Decolonizing Christianity: Religion and the End of Empire in France and Algeria

By Darcie Fontaine

Decolonizing Christianity traces the dramatic transformation of Christianity from its position as the moral foundation of European imperialism to its role as a radical voice of political and social change in the era of decolonization.

Unreedemed Land by Mauldin

Unredeemed Land: An Environmental History of Civil War and Emancipation in the Cotton South

By Erin Stewart Mauldin

Unredeemed Land reconsiders the Civil War's profound impact on southern history by tracing the environmental constraints that shaped the rural South's transition to capitalism during the late nineteenth century.

Buying Gay

Buying Gay: How Physique Entrepreneurs Sparked a Movement

By David K. Johnson

In 1951, a new type of publication appeared on newsstands—the physique magazine produced by and for gay men. Buying Gay explores the connections and tensions between the market and this movement..

In Pursuit of Politics

In Pursuit of Politics: Education and Revolution in Eighteenth-Century France

By Adrian O'Connor

In Pursuit of Politics offers a new interpretation of the debates over education and politics in the early years of the French Revolution and sheds light on how revolutionary legislators and ordinary citizens worked to make a new sort of politics possible in eighteenth-century France.

Escaped Nuns

Escaped Nuns: True Womanhood and the Campaign against Convents in Antebellum America

By Cassandra L. Yacovazzi

Escaped Nuns argues that in the first half of the nineteenth century, ministers, vigilantes, politicians, and writers forged the image of the convents as a hive of abuse and torture, locking arms against convents.
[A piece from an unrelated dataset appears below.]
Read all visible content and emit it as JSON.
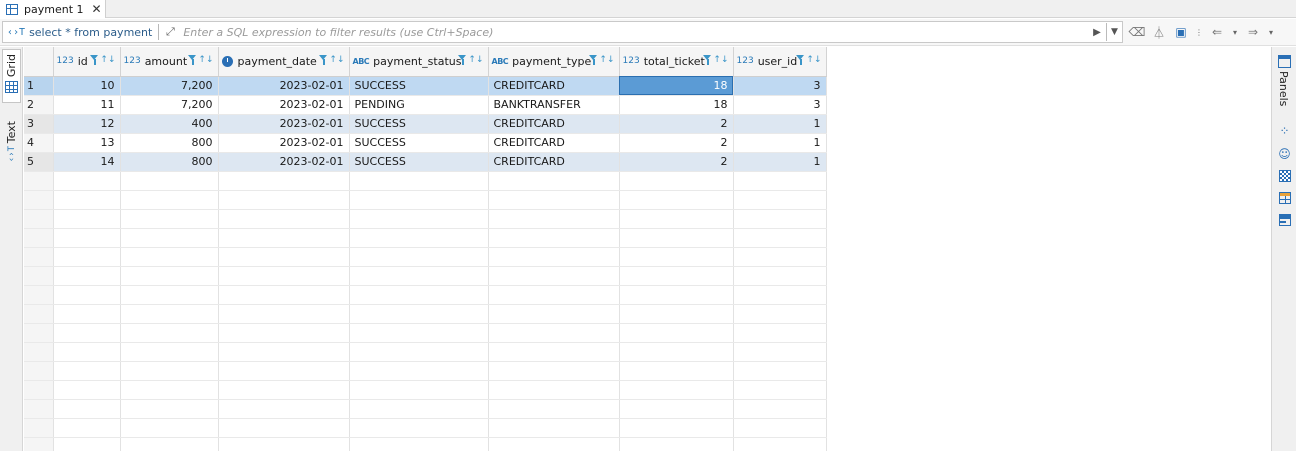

The result was a far-reaching antebellum movement that shaped perceptions of nuns, and women more broadly, in the US.

Murder and Martyrdom

Murder and Martyrdom in Spanish Florida: Don Juan and the Guale Uprising of 1597

By J. Michael Francis and Kathleen M. Kole

Through a series of newly translated primary sources, Murder and Martyrdom presents the most comprehensive examination of the 1597 uprising of Guale Indians and its aftermath, shedding light on the complex nature of Spanish-Indian relations in early colonial Florida.

Making the World Safe

Making the World Safe: The American Red Cross and A Nation's Humanitarian Awakening

By Julia Irwin

Making the World Safe offers an insightful account of the American Red Cross, from its founding in 1881 by Clara Barton to its rise as the government's official voluntary aid agency. It shows that the story of the Red Cross is simultaneously a story of how Americans first began to see foreign aid as a key element of foreign relations.

Asaba Massacre

The Asaba Massacre: Trauma, Memory, And The Nigerian Civil War

By S. Elizabeth Bird and Fraser M. Ottanelli

Drawing on archival sources from both sides of the Atlantic and interviews with survivors of deadly attacks in Nigeria, The Asaba Massacre offer an interdisciplinary reconstruction of the history of the Asaba Massacre, redefining it as a pivotal point in the history of the Nigerian Civil War.

Stories of the South

Stories of the South: Race and the Reconstruction of Southern Identity, 1865-1915

By K. Stephen Prince

Stories of the South argues that the recasting of the South's image around the romanitization of the Lost Cause was as important as political competition and economic striving in turning the South and the nation away from the egalitarian promises of Reconstruction and toward Jim Crow.